- Fewer tables, & chairs to maintain distance between individuals
- Outlined floor spots & seat placements designating where customers should stand or sit
This will reduce the number of people that can use the space at one time during meals or store hours.
As a result of more unused space from fewer tables and chairs, will businesses:
- Raise prices to keep revenues up from fewer customers?
- Reduce the number of service staff during what was once peak times?
- Extend open hours to maintain lower occupancy & prevent community spread?
- Redistribute staff schedules over the earlier/later periods of extended open hours?
#4. Social Distancing 2.0 — the Large Employer, Office Version
Employers with large office areas and on-site cafeterias will change the way they think about space.
Like indoor retail, social distancing in large employer cafeterias will have fewer tables and chairs, along with outlined floor spots with seat placements to limit occupancy and increase social distance.
Enlarged Configurable Office Spaces
Large employers will try to reconfigure movable-partitioned offices into larger individual spaces, seeking to decrease office density, creating more space per occupant above a once-desirable, rabbit-hutch size.

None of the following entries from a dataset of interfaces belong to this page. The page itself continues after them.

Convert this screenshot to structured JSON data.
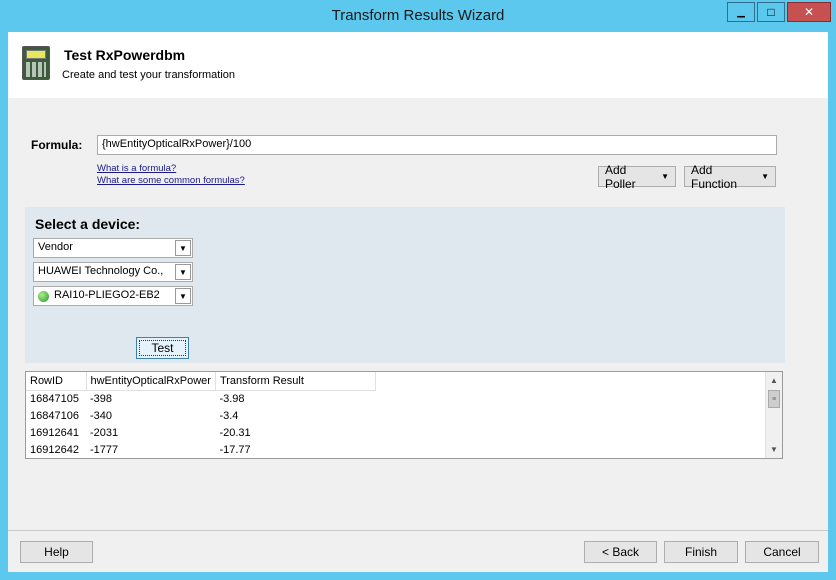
{
  "window": {
    "title": "Transform Results Wizard",
    "minimize_glyph": "▁",
    "maximize_glyph": "□",
    "close_glyph": "✕"
  },
  "header": {
    "icon": "calculator-icon",
    "title": "Test RxPowerdbm",
    "subtitle": "Create and test your transformation"
  },
  "formula": {
    "label": "Formula:",
    "value": "{hwEntityOpticalRxPower}/100",
    "link_what": "What is a formula?",
    "link_common": "What are some common formulas?",
    "add_poller": "Add Poller",
    "add_function": "Add Function",
    "dropdown_arrow": "▼"
  },
  "device": {
    "title": "Select a device:",
    "filter_type": "Vendor",
    "vendor": "HUAWEI Technology Co.,",
    "node": "RAI10-PLIEGO2-EB2",
    "node_status_color": "#3fa83f",
    "test_label": "Test"
  },
  "results": {
    "columns": [
      "RowID",
      "hwEntityOpticalRxPower",
      "Transform Result"
    ],
    "rows": [
      [
        "16847105",
        "-398",
        "-3.98"
      ],
      [
        "16847106",
        "-340",
        "-3.4"
      ],
      [
        "16912641",
        "-2031",
        "-20.31"
      ],
      [
        "16912642",
        "-1777",
        "-17.77"
      ]
    ],
    "scroll_up": "▲",
    "scroll_down": "▼",
    "thumb_grip": "≡"
  },
  "footer": {
    "help": "Help",
    "back": "< Back",
    "finish": "Finish",
    "cancel": "Cancel"
  },
  "colors": {
    "titlebar": "#5cc8ee",
    "close_button": "#c75050",
    "panel": "#dfe8ee"
  }
}
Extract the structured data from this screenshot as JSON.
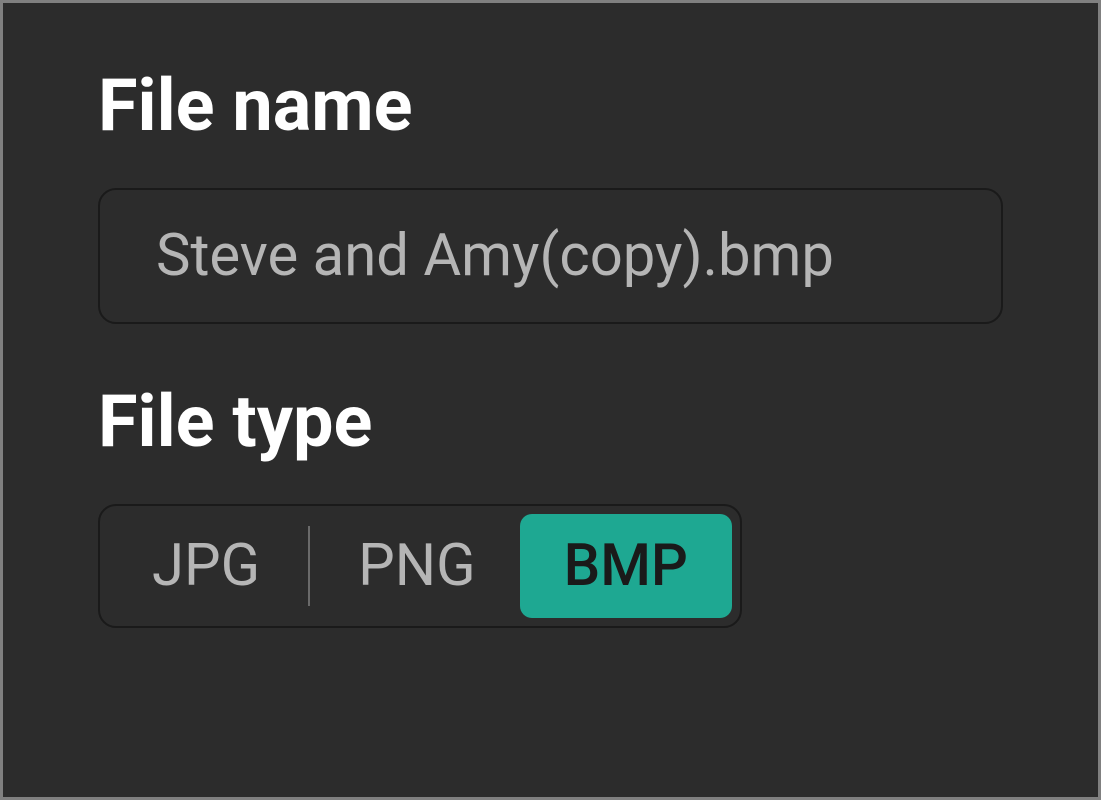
{
  "file_name": {
    "label": "File name",
    "value": "Steve and Amy(copy).bmp"
  },
  "file_type": {
    "label": "File type",
    "options": [
      "JPG",
      "PNG",
      "BMP"
    ],
    "selected": "BMP"
  }
}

Limited Numbers in Conference Rooms
Conference rooms will have occupancy limits with better signage, and online conference room scheduling will be hard wired to those numbers. Security officer patrols may be added to check conference rooms so that occupancy limits are followed.
Extended Open Hours to Maintain Lower Occupancy
Naturally, work at home will increase but normal office work hours will be extended. This will create wider windows for fewer workers to be on-site at the same time. Access control applications may even limit the number of workers allowed inside at the same time who work in the same building area.
This will increase the energy costs of lighting and cleaning as buildings will be “on longer.”
#5. Workforce at Large
Maybe some, or all of these new federal and/or state regulations will establish a national foundation for employees and employers.
As the US Treasury Secretary is requesting $2 trillion for Congress to approve, why not tackle these issues of the workforce at large? Needed and necessary legislation includes:
- Paid sick days for all workers, in all industries, especially low-wage, hourly-paid service workers
- Family paid leave including childcare & elder care
- Extended state unemployment benefits during pandemic emergencies
- Mandatory public health testing of individuals with paid time off for testing & childcare during school closures
- Workplace hiring profiles/bonuses/higher wages for candidates with full, public health vaccinations
Large, profitable private companies and public agencies already have these to varying degrees. And during this pandemic, other big corporations and small businesses will receive financial support as the US Congress slugs out legislative details.
However, it’s the rest of the US workforce that needs this support – as shown now during the COVID-19 pandemic.
#6. Increased Working from Home but Less than 100% of the Time
This was a no-brainer in that working from home (for those who can) has long had many benefits. The New Normal will work more this way, as workers get comfortable with, and enjoy a greater reliance on:
- Video conferencing (Zoom, Skype, etc.)
- Collaborative websites (think Slack, Basecamp, etc.)
- Online work practices (muting, bio breaks, turning off video cams, etc.)
- Home workspaces (desks, connectivity speeds & access, etc.)
- Timing & coordinating with home occupants (family, pets, work-life balance, etc.)
However, there will remain the need and desire to get together in-person. Just not as often as once practiced. Face-to-face will be reduced to 1-2 times per week, or even less frequently, to 1-time per month, or quarter.
This change will impact office space needs, making WeWork look a lot smarter. It will also benefit employers with large office spaces who changed to more flexible layouts, like hoteling, single worker spaces, and group workspaces.
The way we work is changing, has changed, will not be the same after the COVID-19 pandemic is finally cleared.While hindsight is perfect, foresight is perfectly right, even when half-wrong. Click To Tweet
* Author’s anecdotal evidence
This article first published on LinkedIn.